- Download a tool designed for animated visualization, analysis, and drawing of protein structure and protein prediction. A number of molecular animation programs can be purchased or downloaded from the web for free. Different applications can provide ball and stick animations of molecular structures, virtual reality 3D animation, display molecular dynamics simulations, show an alpha helix, DNA and DNA polymerase, homeoboxes, beta sheet, etc. Such software is packed with tools for drawing, viewing, and structure manipulation among other tasks. Examples are Windows Protein Data Bank, Movie Mol, Visual Molecular Dynamics, Anthreprot, Storm, WinPep, and Protein Advisor.
- Once the software is installed, follow tutorials prior to employing the utility. Be familiar with the available features to help you navigate easily. For instance, Protein Advisor, which is available for Macintosh computers, allows easy navigation and manipulation of all entries in the Protein Data Bank. It provides visualization of biomolecular structures using animation and stereo views. Special viewing capabilities are likewise featured. It also allows the user to find all atoms within a specified distance and can be manipulated with the logging window. Other capabilities include dragging residues on a sequence based structure; 3D structure comparison, which allows you to extract common substructures of proteins; 3D structure drawing that allows you to draw and label residues on bases and compounds, Id code search for specified structures, etc.
Proteins, being critical components of biological organisms, facilitate most of life’s functions.

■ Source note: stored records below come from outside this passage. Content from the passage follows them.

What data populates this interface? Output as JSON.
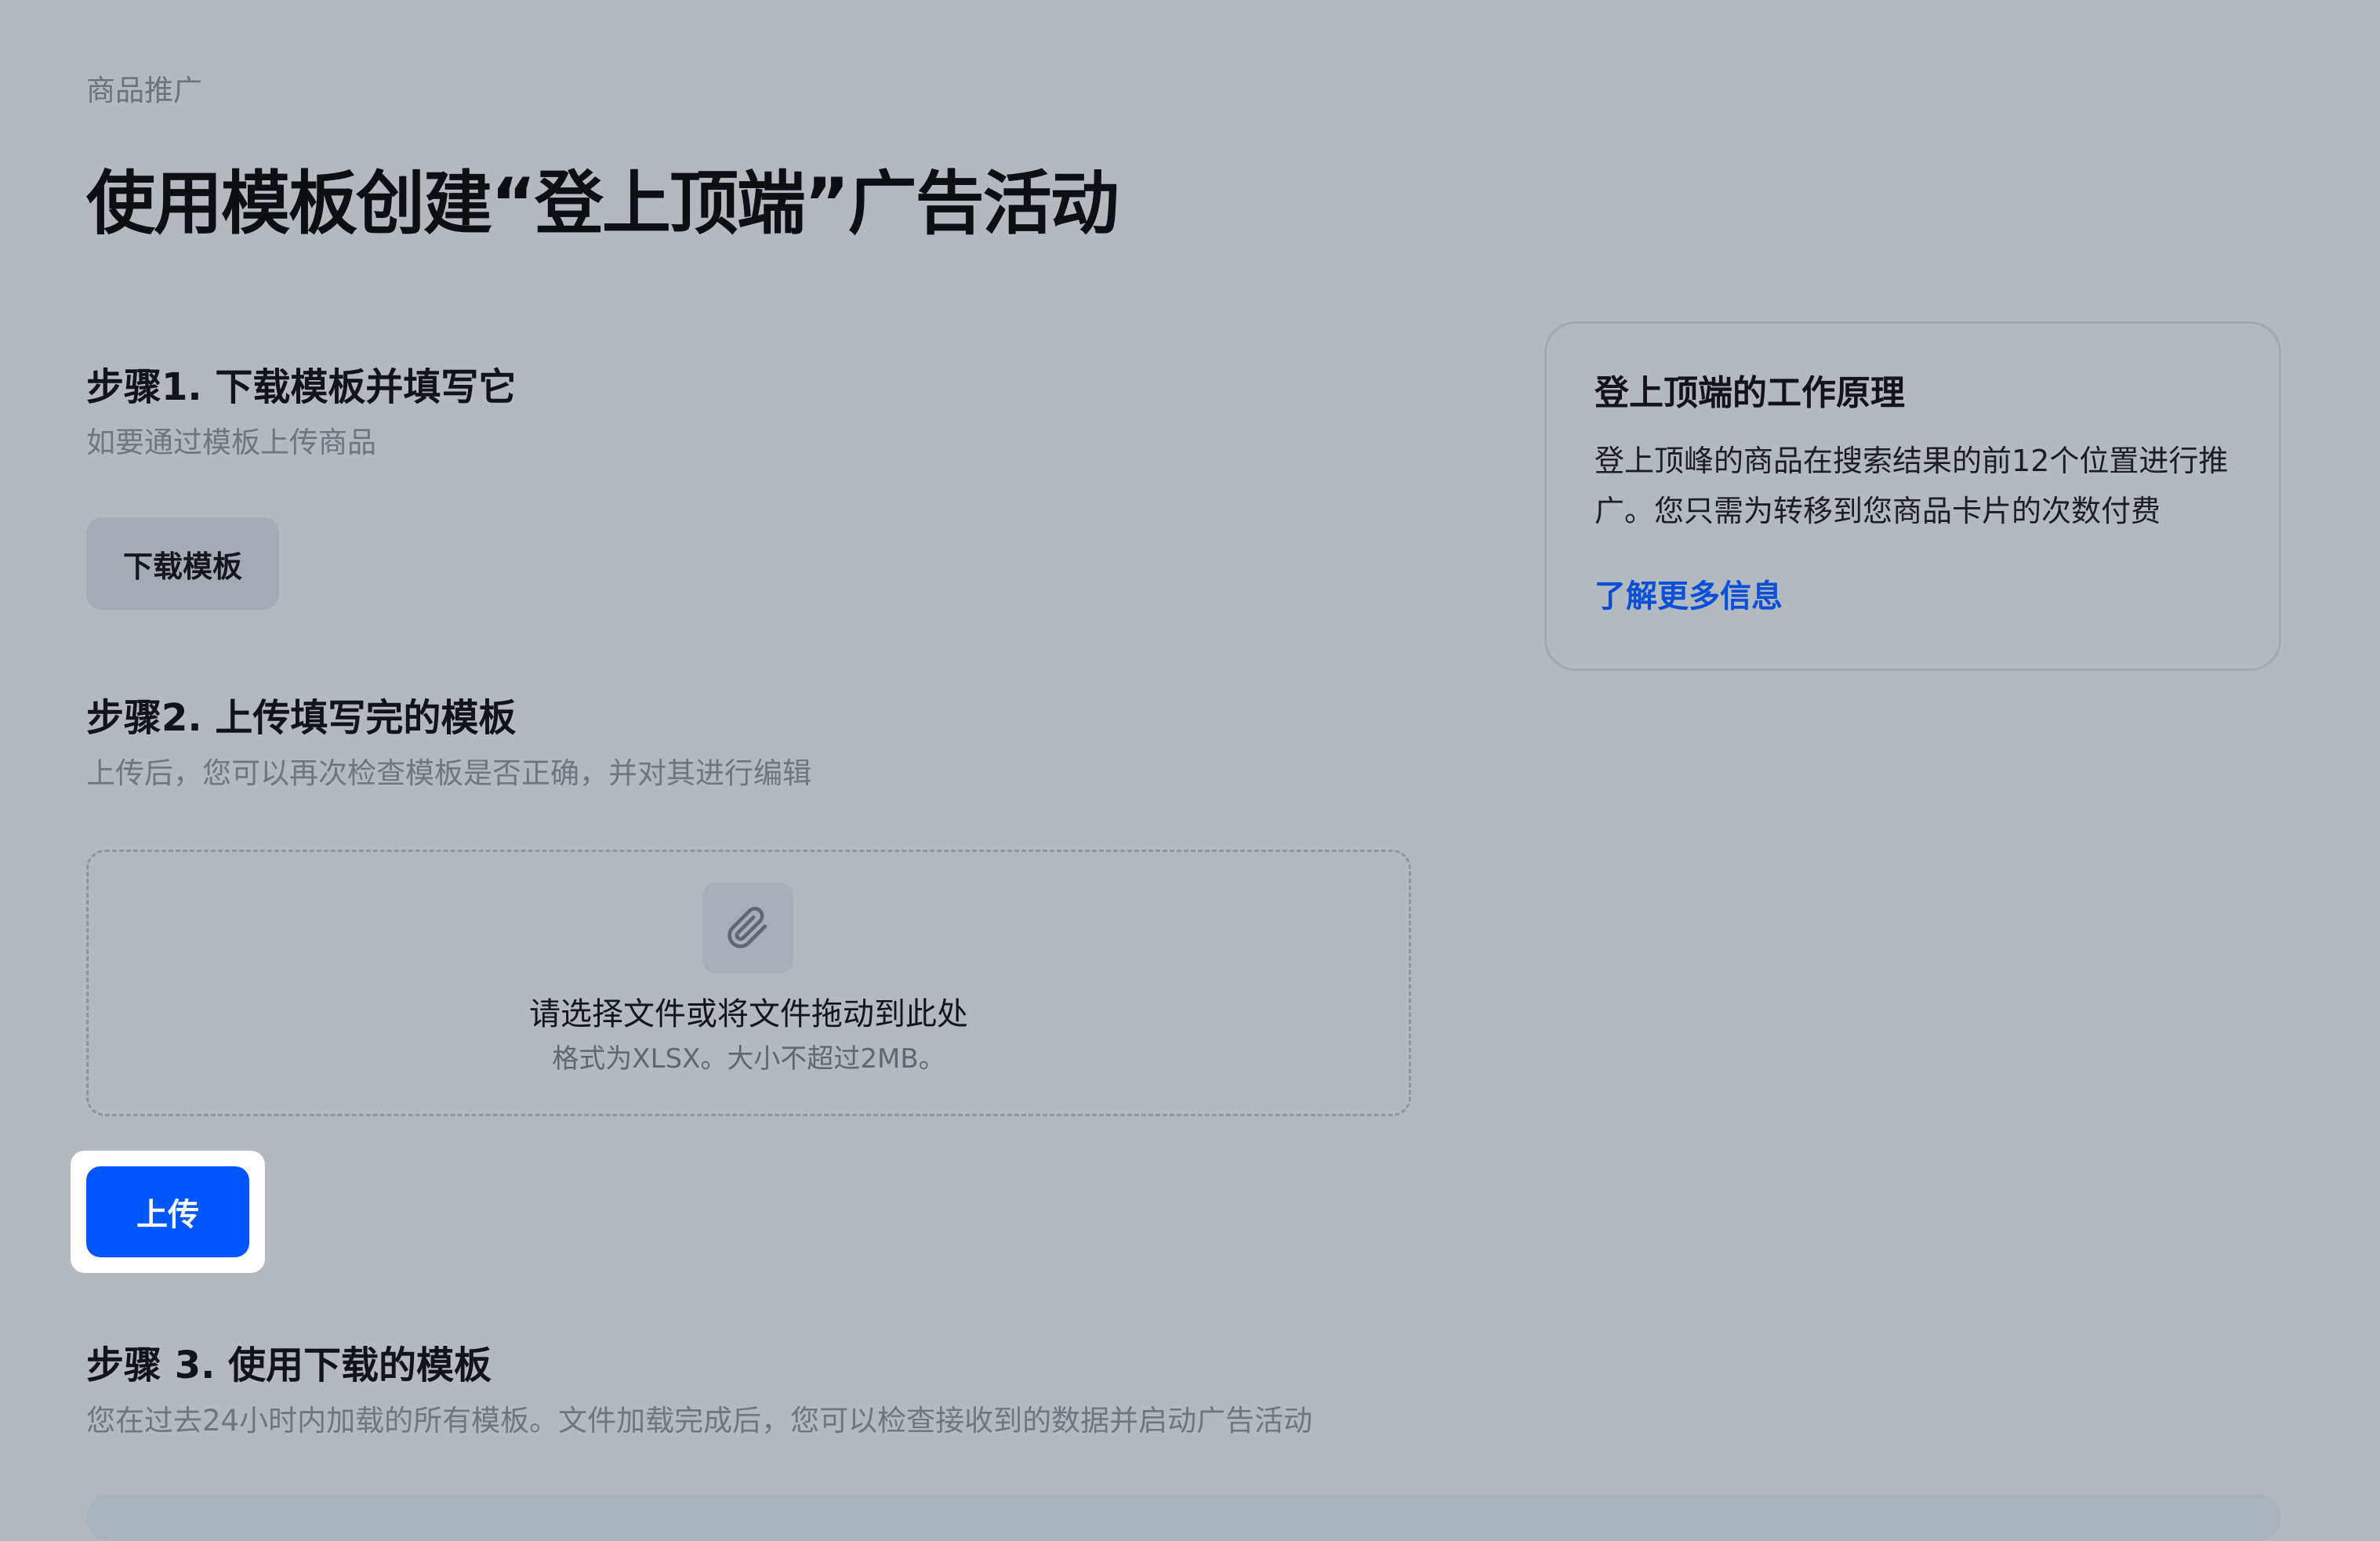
{
  "header": {
    "breadcrumb": "商品推广",
    "title": "使用模板创建“登上顶端”广告活动"
  },
  "step1": {
    "heading": "步骤1. 下载模板并填写它",
    "description": "如要通过模板上传商品",
    "download_button": "下载模板"
  },
  "step2": {
    "heading": "步骤2. 上传填写完的模板",
    "description": "上传后，您可以再次检查模板是否正确，并对其进行编辑",
    "dropzone": {
      "icon": "paperclip-icon",
      "title": "请选择文件或将文件拖动到此处",
      "hint": "格式为XLSX。大小不超过2MB。"
    },
    "upload_button": "上传"
  },
  "step3": {
    "heading": "步骤 3. 使用下载的模板",
    "description": "您在过去24小时内加载的所有模板。文件加载完成后，您可以检查接收到的数据并启动广告活动"
  },
  "info_card": {
    "title": "登上顶端的工作原理",
    "body": "登上顶峰的商品在搜索结果的前12个位置进行推广。您只需为转移到您商品卡片的次数付费",
    "link": "了解更多信息"
  },
  "colors": {
    "background": "#b2b9c1",
    "primary": "#0057ff",
    "link": "#0a4fd6"
  }
}
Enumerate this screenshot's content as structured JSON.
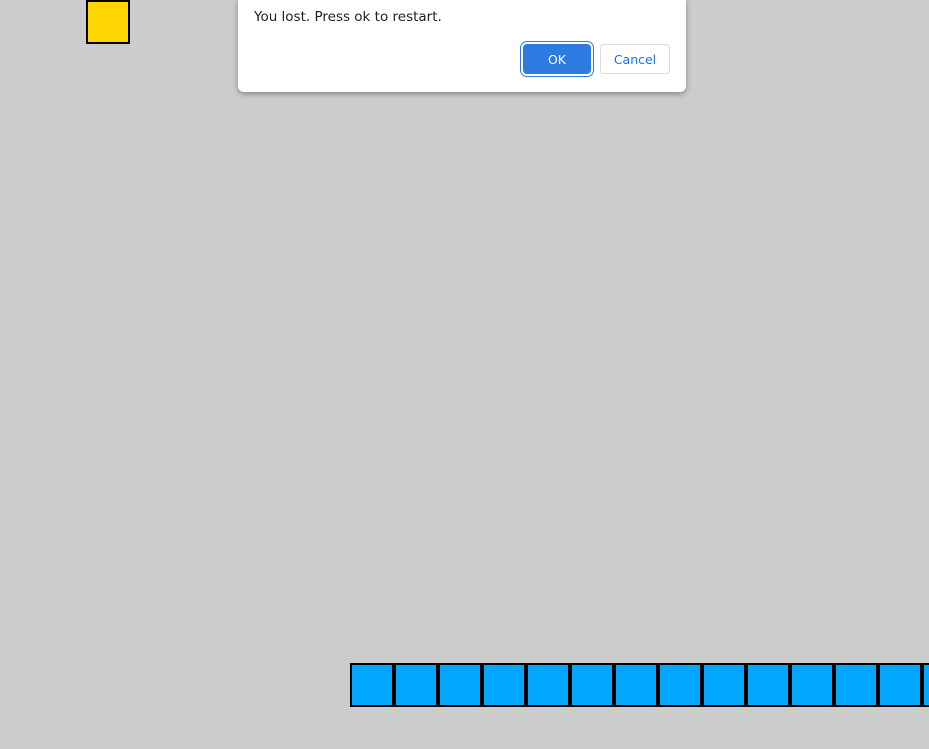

The study of protein structure and protein function is highly crucial to biochemistry, as well as to the biophysical, biotechnology, and pharmaceutical industries.